■ Exercise prompt: Output all records verbatim.

■ Data for this task:
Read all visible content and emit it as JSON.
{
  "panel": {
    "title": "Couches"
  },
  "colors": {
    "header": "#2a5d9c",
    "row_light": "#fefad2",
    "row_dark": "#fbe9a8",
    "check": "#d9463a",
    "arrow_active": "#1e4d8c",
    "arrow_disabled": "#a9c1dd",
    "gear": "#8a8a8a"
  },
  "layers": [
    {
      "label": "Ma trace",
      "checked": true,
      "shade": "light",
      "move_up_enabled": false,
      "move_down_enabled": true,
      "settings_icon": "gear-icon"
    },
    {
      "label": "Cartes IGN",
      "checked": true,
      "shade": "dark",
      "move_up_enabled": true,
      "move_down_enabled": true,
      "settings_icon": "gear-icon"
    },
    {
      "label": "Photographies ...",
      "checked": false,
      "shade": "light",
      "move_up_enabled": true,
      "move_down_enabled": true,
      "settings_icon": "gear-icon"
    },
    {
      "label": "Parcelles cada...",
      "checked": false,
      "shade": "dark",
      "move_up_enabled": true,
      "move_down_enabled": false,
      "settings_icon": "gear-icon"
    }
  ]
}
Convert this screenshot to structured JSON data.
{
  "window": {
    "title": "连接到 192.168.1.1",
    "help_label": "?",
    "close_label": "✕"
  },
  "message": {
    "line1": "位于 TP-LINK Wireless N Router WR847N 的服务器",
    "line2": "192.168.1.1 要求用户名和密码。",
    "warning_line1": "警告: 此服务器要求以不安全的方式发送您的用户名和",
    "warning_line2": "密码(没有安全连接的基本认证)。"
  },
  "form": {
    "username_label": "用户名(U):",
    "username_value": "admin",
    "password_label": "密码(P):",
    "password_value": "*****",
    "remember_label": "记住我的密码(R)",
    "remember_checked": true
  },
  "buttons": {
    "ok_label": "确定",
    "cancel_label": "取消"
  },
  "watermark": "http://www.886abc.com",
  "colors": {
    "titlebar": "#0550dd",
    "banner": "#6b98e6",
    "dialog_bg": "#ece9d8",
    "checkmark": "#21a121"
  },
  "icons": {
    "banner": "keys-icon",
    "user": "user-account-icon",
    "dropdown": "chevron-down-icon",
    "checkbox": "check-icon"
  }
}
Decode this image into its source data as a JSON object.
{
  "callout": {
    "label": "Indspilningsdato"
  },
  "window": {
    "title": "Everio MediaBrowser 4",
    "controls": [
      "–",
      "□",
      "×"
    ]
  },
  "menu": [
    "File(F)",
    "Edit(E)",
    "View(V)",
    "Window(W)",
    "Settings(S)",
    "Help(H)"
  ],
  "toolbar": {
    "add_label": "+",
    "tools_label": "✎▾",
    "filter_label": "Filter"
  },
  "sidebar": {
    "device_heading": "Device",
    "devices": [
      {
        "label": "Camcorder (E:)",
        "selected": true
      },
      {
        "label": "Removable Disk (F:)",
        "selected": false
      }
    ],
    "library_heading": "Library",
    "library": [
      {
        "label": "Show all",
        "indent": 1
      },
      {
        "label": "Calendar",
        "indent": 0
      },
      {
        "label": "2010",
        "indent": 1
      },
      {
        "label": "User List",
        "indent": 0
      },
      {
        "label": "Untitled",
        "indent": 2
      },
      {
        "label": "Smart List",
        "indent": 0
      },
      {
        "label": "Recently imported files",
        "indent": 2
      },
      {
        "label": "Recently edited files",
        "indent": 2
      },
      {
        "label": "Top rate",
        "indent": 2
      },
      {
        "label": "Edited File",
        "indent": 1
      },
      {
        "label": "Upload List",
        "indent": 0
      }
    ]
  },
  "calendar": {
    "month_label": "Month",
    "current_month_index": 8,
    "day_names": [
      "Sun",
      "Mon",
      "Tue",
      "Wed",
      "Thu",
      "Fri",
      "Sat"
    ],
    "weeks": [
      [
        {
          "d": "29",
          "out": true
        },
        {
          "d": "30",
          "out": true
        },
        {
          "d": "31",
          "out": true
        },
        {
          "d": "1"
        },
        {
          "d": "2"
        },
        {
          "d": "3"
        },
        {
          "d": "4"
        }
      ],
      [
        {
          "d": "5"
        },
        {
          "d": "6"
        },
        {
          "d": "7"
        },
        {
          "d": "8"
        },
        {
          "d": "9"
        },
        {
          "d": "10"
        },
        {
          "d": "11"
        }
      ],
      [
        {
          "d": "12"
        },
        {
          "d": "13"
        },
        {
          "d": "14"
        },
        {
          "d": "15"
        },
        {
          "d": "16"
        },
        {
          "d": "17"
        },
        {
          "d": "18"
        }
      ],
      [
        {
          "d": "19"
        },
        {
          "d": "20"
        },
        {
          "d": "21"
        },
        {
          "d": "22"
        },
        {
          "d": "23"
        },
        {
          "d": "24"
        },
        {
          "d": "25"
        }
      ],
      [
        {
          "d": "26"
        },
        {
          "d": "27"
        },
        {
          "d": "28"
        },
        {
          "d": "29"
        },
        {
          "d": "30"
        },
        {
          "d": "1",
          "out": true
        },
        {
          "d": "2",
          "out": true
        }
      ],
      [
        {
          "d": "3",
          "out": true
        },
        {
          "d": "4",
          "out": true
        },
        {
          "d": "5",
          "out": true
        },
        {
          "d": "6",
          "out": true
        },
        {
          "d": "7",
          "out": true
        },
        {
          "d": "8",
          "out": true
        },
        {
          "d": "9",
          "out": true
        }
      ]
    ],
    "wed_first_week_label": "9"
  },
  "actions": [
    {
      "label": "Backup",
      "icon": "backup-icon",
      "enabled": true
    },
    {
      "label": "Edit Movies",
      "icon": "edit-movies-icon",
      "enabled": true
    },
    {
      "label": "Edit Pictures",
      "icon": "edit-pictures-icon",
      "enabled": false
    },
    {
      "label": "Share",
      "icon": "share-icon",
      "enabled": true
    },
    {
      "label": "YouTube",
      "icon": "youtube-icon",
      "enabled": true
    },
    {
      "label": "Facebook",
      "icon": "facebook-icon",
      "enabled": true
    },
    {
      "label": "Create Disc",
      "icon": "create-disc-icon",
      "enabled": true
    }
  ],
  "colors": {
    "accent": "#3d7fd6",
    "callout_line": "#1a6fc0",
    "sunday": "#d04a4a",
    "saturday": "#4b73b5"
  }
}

■ Solution to the exercise:
Read all visible content and emit it as JSON.
{
  "panel": {
    "title": "Couches"
  },
  "colors": {
    "header": "#2a5d9c",
    "row_light": "#fefad2",
    "row_dark": "#fbe9a8",
    "check": "#d9463a",
    "arrow_active": "#1e4d8c",
    "arrow_disabled": "#a9c1dd",
    "gear": "#8a8a8a"
  },
  "layers": [
    {
      "label": "Ma trace",
      "checked": true,
      "shade": "light",
      "move_up_enabled": false,
      "move_down_enabled": true,
      "settings_icon": "gear-icon"
    },
    {
      "label": "Cartes IGN",
      "checked": true,
      "shade": "dark",
      "move_up_enabled": true,
      "move_down_enabled": true,
      "settings_icon": "gear-icon"
    },
    {
      "label": "Photographies ...",
      "checked": false,
      "shade": "light",
      "move_up_enabled": true,
      "move_down_enabled": true,
      "settings_icon": "gear-icon"
    },
    {
      "label": "Parcelles cada...",
      "checked": false,
      "shade": "dark",
      "move_up_enabled": true,
      "move_down_enabled": false,
      "settings_icon": "gear-icon"
    }
  ]
}
Convert this screenshot to structured JSON data.
{
  "window": {
    "title": "连接到 192.168.1.1",
    "help_label": "?",
    "close_label": "✕"
  },
  "message": {
    "line1": "位于 TP-LINK Wireless N Router WR847N 的服务器",
    "line2": "192.168.1.1 要求用户名和密码。",
    "warning_line1": "警告: 此服务器要求以不安全的方式发送您的用户名和",
    "warning_line2": "密码(没有安全连接的基本认证)。"
  },
  "form": {
    "username_label": "用户名(U):",
    "username_value": "admin",
    "password_label": "密码(P):",
    "password_value": "*****",
    "remember_label": "记住我的密码(R)",
    "remember_checked": true
  },
  "buttons": {
    "ok_label": "确定",
    "cancel_label": "取消"
  },
  "watermark": "http://www.886abc.com",
  "colors": {
    "titlebar": "#0550dd",
    "banner": "#6b98e6",
    "dialog_bg": "#ece9d8",
    "checkmark": "#21a121"
  },
  "icons": {
    "banner": "keys-icon",
    "user": "user-account-icon",
    "dropdown": "chevron-down-icon",
    "checkbox": "check-icon"
  }
}
Decode this image into its source data as a JSON object.
{
  "callout": {
    "label": "Indspilningsdato"
  },
  "window": {
    "title": "Everio MediaBrowser 4",
    "controls": [
      "–",
      "□",
      "×"
    ]
  },
  "menu": [
    "File(F)",
    "Edit(E)",
    "View(V)",
    "Window(W)",
    "Settings(S)",
    "Help(H)"
  ],
  "toolbar": {
    "add_label": "+",
    "tools_label": "✎▾",
    "filter_label": "Filter"
  },
  "sidebar": {
    "device_heading": "Device",
    "devices": [
      {
        "label": "Camcorder (E:)",
        "selected": true
      },
      {
        "label": "Removable Disk (F:)",
        "selected": false
      }
    ],
    "library_heading": "Library",
    "library": [
      {
        "label": "Show all",
        "indent": 1
      },
      {
        "label": "Calendar",
        "indent": 0
      },
      {
        "label": "2010",
        "indent": 1
      },
      {
        "label": "User List",
        "indent": 0
      },
      {
        "label": "Untitled",
        "indent": 2
      },
      {
        "label": "Smart List",
        "indent": 0
      },
      {
        "label": "Recently imported files",
        "indent": 2
      },
      {
        "label": "Recently edited files",
        "indent": 2
      },
      {
        "label": "Top rate",
        "indent": 2
      },
      {
        "label": "Edited File",
        "indent": 1
      },
      {
        "label": "Upload List",
        "indent": 0
      }
    ]
  },
  "calendar": {
    "month_label": "Month",
    "current_month_index": 8,
    "day_names": [
      "Sun",
      "Mon",
      "Tue",
      "Wed",
      "Thu",
      "Fri",
      "Sat"
    ],
    "weeks": [
      [
        {
          "d": "29",
          "out": true
        },
        {
          "d": "30",
          "out": true
        },
        {
          "d": "31",
          "out": true
        },
        {
          "d": "1"
        },
        {
          "d": "2"
        },
        {
          "d": "3"
        },
        {
          "d": "4"
        }
      ],
      [
        {
          "d": "5"
        },
        {
          "d": "6"
        },
        {
          "d": "7"
        },
        {
          "d": "8"
        },
        {
          "d": "9"
        },
        {
          "d": "10"
        },
        {
          "d": "11"
        }
      ],
      [
        {
          "d": "12"
        },
        {
          "d": "13"
        },
        {
          "d": "14"
        },
        {
          "d": "15"
        },
        {
          "d": "16"
        },
        {
          "d": "17"
        },
        {
          "d": "18"
        }
      ],
      [
        {
          "d": "19"
        },
        {
          "d": "20"
        },
        {
          "d": "21"
        },
        {
          "d": "22"
        },
        {
          "d": "23"
        },
        {
          "d": "24"
        },
        {
          "d": "25"
        }
      ],
      [
        {
          "d": "26"
        },
        {
          "d": "27"
        },
        {
          "d": "28"
        },
        {
          "d": "29"
        },
        {
          "d": "30"
        },
        {
          "d": "1",
          "out": true
        },
        {
          "d": "2",
          "out": true
        }
      ],
      [
        {
          "d": "3",
          "out": true
        },
        {
          "d": "4",
          "out": true
        },
        {
          "d": "5",
          "out": true
        },
        {
          "d": "6",
          "out": true
        },
        {
          "d": "7",
          "out": true
        },
        {
          "d": "8",
          "out": true
        },
        {
          "d": "9",
          "out": true
        }
      ]
    ],
    "wed_first_week_label": "9"
  },
  "actions": [
    {
      "label": "Backup",
      "icon": "backup-icon",
      "enabled": true
    },
    {
      "label": "Edit Movies",
      "icon": "edit-movies-icon",
      "enabled": true
    },
    {
      "label": "Edit Pictures",
      "icon": "edit-pictures-icon",
      "enabled": false
    },
    {
      "label": "Share",
      "icon": "share-icon",
      "enabled": true
    },
    {
      "label": "YouTube",
      "icon": "youtube-icon",
      "enabled": true
    },
    {
      "label": "Facebook",
      "icon": "facebook-icon",
      "enabled": true
    },
    {
      "label": "Create Disc",
      "icon": "create-disc-icon",
      "enabled": true
    }
  ],
  "colors": {
    "accent": "#3d7fd6",
    "callout_line": "#1a6fc0",
    "sunday": "#d04a4a",
    "saturday": "#4b73b5"
  }
}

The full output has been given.